image captionAnna Mae Kelly has written more than 30 songs since the start of the pandemic. With lockdown easing planned, she is looking forward to playing live gigs in front of audiences
Unable to perform up close and in person, the Covid-19 pandemic has been a “difficult” time for musicians. The BBC spoke to those involved in the music scene in Corby, which currently has the highest infection rate in England, about what they have been up to and their plans for post-lockdown life.
‘I’m going to try to get as many gigs as possible’
“I’m a compulsive song writer, music is my relaxation,” says 17-year-old singer Anna Mae Kelly.
Since the first lockdown last March (which was introduced the day before her birthday), Anna has written more than 30 demo songs and released four tracks.
Her next, White Lies, will be released on 19 March.
“I’ve written a lot more than I usually would in the past year and I think I’ve improved the way I am writing as well as learning how to produce my own music,” she says.
image caption“The main thing now is to try to get myself as many gigs as possible, climbing the ladder and getting myself out there,” says Anna
Anna, who started singing at the age of four, tells how the pandemic and the two lockdowns have given her the opportunity to delve more deeply into her song-writing and consider more deeply how she wants to produce them.
Although live in-person performances have not been possible, Anna has taken part in online gigs in Corby – about 10 miles (16km) from her home in Kettering.
And it is performing for audiences which is at the top of Anna’s priorities once lockdown ends.
“The main thing now is to try to get myself as many gigs as possible, climbing the ladder and getting myself out there,” she says.
‘The bigger picture’
image caption“We had a few streets where I had people tell me it was the first time they had ever heard and seen a live gig and they’ve loved every second of it and asked us to come back,” says The Green Room founder Martin Steed
The creation of more reflective work, as described by Anna, is echoed across the industry.
Film-maker Martin Steed created The Green Room in Corby to give musicians a stage to perform on throughout the pandemic.
“I think some of the projects done by artists I have been working with during lockdown are really reflective ones,” he says.
“They have been working on new tracks and new songs which are looking at things like family, where they feel they belong and just generally looking at the bigger picture of life.
“Before Covid, everybody was rushing about and under relentless pressure. Now they have space to look at life anew and that is finding its way into lyrics, songs and beats.
“It has been really difficult for people but it has also been refreshing in terms of the work.”
image captionThe Green Room brought socially-distanced live gigs to various streets in Corby
The Green Room has taken live performances into single streets in and around Corby – tiny in-person and Covid-compliant gatherings which are then live-streamed for people to watch remotely.
“We had a few streets where I had people tell me it was the first time they had ever heard and seen a live gig and they’ve loved every second of it and asked us to come back,” says Mr Steed.

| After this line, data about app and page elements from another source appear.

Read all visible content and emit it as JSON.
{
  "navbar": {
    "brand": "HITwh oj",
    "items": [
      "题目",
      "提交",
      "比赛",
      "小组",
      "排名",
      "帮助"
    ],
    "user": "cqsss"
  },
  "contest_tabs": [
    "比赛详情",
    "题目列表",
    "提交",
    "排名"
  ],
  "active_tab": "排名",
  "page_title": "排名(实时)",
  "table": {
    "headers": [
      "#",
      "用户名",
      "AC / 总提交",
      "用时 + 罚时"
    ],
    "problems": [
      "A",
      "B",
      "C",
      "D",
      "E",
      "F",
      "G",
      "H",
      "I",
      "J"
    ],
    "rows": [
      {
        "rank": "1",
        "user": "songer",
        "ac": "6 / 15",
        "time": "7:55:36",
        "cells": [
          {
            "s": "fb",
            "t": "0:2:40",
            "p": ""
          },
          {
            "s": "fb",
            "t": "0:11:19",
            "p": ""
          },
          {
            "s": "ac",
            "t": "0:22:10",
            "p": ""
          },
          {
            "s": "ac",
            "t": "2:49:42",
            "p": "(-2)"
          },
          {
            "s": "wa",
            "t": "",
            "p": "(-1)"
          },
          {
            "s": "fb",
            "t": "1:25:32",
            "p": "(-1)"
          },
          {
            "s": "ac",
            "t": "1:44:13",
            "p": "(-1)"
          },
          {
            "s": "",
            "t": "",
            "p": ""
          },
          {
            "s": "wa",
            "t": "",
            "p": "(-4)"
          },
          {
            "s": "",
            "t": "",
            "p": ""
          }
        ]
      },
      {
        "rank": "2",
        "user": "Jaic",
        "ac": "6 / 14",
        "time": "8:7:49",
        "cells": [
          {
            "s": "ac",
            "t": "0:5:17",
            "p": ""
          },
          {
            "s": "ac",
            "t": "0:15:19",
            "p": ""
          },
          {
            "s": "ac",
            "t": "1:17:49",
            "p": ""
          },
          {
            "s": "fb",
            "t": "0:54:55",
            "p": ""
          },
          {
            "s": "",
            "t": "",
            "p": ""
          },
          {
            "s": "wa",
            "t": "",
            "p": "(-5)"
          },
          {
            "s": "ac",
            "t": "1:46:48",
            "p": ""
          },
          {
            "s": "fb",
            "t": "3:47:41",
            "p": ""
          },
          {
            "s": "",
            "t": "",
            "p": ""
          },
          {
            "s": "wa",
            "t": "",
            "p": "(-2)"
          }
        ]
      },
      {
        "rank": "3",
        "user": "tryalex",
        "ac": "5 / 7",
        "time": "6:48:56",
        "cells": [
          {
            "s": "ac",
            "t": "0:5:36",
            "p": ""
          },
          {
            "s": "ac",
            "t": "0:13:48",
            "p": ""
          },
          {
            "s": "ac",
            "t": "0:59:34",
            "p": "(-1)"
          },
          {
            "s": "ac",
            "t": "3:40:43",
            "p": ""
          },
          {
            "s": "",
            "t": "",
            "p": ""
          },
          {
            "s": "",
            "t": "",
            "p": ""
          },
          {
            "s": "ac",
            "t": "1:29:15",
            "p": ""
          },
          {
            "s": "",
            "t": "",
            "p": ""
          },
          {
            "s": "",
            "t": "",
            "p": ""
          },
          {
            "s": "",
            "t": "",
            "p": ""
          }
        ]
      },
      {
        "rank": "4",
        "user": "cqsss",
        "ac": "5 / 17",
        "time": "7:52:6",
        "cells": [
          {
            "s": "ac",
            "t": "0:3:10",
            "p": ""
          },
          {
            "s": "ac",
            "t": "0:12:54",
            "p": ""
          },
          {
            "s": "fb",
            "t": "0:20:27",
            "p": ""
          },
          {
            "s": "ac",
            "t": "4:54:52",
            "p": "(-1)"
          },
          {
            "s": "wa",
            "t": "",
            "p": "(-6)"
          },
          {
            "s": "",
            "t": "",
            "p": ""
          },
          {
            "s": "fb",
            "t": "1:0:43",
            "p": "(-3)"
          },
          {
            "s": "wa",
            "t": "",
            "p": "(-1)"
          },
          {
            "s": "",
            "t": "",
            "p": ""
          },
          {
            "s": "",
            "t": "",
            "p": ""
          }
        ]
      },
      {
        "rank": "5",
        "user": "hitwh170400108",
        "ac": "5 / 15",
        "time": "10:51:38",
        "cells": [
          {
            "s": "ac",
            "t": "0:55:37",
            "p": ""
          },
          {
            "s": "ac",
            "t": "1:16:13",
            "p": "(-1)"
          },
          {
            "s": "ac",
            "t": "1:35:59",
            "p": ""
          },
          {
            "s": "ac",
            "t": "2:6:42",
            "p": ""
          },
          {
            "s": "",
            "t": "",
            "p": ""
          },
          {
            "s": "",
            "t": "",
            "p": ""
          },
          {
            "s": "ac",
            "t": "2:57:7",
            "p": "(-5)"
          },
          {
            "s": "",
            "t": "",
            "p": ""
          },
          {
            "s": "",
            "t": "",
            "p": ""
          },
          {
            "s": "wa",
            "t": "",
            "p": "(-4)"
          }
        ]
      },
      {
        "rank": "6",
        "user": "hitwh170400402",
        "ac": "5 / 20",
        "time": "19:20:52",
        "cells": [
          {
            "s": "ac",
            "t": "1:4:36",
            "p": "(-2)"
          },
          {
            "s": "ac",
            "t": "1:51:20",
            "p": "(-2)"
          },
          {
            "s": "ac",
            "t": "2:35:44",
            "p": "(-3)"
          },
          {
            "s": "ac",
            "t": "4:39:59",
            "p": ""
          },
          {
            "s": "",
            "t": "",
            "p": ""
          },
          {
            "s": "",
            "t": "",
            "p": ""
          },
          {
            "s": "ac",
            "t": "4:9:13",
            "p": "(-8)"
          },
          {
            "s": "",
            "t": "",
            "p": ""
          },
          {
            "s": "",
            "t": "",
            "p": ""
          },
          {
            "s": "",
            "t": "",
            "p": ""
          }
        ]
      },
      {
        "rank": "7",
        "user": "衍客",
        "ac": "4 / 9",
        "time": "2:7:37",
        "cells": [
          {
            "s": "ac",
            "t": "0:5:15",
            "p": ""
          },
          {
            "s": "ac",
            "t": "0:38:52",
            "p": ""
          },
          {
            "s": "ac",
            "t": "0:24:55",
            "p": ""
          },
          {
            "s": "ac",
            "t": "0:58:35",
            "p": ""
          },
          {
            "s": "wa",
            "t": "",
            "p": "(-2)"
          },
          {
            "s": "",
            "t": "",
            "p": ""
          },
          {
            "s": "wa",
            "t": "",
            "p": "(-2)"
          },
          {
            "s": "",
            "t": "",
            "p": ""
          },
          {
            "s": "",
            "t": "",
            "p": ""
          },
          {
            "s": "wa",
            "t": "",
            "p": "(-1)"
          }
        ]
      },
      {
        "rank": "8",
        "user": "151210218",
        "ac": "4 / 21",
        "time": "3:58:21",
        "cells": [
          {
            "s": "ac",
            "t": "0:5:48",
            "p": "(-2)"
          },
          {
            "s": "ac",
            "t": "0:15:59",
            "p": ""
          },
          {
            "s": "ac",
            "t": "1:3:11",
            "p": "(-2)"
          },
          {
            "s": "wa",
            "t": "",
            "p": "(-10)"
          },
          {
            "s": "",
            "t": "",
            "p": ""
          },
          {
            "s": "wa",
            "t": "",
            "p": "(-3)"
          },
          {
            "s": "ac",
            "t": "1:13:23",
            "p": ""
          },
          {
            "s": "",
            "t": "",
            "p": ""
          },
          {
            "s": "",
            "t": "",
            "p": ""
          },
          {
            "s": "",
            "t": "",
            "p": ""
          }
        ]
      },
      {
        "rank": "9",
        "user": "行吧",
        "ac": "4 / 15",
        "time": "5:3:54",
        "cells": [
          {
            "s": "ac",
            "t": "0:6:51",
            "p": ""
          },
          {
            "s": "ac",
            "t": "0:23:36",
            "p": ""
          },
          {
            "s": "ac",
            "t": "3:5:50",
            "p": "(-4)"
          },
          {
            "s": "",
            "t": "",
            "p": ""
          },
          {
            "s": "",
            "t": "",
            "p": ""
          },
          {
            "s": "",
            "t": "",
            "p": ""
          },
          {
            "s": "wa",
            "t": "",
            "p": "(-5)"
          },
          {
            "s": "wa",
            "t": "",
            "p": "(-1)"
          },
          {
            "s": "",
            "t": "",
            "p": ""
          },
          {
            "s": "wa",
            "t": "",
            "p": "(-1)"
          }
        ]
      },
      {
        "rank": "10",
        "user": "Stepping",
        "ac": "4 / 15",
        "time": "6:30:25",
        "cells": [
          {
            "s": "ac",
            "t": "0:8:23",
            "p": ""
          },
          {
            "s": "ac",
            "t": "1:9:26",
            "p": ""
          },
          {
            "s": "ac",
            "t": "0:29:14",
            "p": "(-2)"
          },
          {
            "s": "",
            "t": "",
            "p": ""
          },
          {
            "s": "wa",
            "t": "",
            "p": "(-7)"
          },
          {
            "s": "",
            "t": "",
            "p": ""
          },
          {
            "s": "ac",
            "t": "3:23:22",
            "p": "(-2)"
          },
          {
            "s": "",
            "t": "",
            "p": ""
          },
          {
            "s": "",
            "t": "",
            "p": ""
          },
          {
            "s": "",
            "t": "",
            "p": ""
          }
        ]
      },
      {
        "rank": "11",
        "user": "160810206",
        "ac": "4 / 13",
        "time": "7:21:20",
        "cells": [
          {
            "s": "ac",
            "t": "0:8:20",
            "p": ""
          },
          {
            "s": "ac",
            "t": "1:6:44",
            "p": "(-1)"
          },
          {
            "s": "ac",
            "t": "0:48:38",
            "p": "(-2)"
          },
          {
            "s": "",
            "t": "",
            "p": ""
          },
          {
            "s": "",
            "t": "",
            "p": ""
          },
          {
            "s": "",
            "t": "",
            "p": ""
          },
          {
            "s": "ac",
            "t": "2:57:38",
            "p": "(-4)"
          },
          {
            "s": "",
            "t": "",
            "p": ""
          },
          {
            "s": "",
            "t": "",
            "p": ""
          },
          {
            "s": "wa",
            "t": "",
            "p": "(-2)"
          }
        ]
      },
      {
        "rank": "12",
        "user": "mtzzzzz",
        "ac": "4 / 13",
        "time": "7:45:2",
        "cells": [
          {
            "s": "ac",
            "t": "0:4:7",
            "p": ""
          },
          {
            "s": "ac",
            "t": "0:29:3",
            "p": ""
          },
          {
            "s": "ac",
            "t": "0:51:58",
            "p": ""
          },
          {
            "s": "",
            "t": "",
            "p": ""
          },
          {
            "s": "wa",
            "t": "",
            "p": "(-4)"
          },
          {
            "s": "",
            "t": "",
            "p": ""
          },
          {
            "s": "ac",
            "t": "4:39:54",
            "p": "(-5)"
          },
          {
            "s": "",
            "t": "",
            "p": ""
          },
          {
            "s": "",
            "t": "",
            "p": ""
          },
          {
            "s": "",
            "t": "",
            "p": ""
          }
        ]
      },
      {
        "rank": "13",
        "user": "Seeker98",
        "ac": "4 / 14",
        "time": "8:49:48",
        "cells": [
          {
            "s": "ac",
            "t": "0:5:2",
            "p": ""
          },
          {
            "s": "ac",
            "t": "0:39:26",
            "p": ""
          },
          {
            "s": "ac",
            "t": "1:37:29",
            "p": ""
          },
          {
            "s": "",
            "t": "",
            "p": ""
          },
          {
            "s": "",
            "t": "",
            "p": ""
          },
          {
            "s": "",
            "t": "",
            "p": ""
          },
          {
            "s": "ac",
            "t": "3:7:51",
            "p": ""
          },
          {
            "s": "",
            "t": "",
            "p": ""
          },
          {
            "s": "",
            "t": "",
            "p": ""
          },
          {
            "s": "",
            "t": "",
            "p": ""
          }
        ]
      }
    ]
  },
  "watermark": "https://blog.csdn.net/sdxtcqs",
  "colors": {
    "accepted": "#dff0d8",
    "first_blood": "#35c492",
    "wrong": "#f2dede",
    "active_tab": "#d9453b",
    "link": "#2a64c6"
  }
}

The Queen and I
image caption“One of my projects has been learning to play a Renaissance guitar,” says Paul Balmer.
Queen Elizabeth I was a guitarist.
To most people, this information might elicit a half-interested nod or perhaps even an “oh, I didn’t know that”.
But for writer, musician and freelance film maker Paul Balmer, the musical meanderings of a former monarch has triggered a voyage of discovery through the waters of the pandemic.
Mr Balmer, who lives in Corby, lost all of his music teaching contracts with schools because of the pandemic. But with that loss of income came an increase in available time to pursue his interests.
“Just before the pandemic, I learned her favourite piece of music was ‘lavolta’ (to which couples danced),” says Mr Balmer.
“One of my projects has been learning to play a Renaissance guitar.”
He sent drawings of one of Elizabeth’s guitars to US luthier Dan Larson, who made a replica and sent it to Mr Balmer in Corby.
“It has been fascinating learning to play it,” says Mr Balmer, “and learning about Elizabeth’s relationship with Corby.”
You might also be interested in:
He tells how the residents of Corby rescued the Queen after she became trapped in a bog during a hunting trip at Rockingham.
“She was recued and taken to safety at Rockingham Castle. It was this that led to Corby gaining a Royal Charter in 1568.
“And last year, during the break between lockdowns, I got to play lavolta at Rockingham Castle. I was dressed up in Renaissance clothes and played Renaissance music on a Renaissance guitar.”
image captionMr Balmer, his partner Judy and son Karl formed a lockdown band and played gigs in their garden to raise money for the NHS
Music has also played an important role in his family’s lockdown life.
Mr Balmer, his partner Judy and son Karl formed a lockdown band.
“We did some gigs as a family in our back garden to raise money for the NHS,” he says. “We played You’ll Never Walk Alone. We were recorded over the fence by our neighbours so there’s probably a few embarrassing videos out there on Facebook.
“But we raised £500 and it felt like we could something for a good cause which takes away a little of that feeling of helplessness.
“It has been a very challenging time. But while some things have stopped we’ve found others things to do.”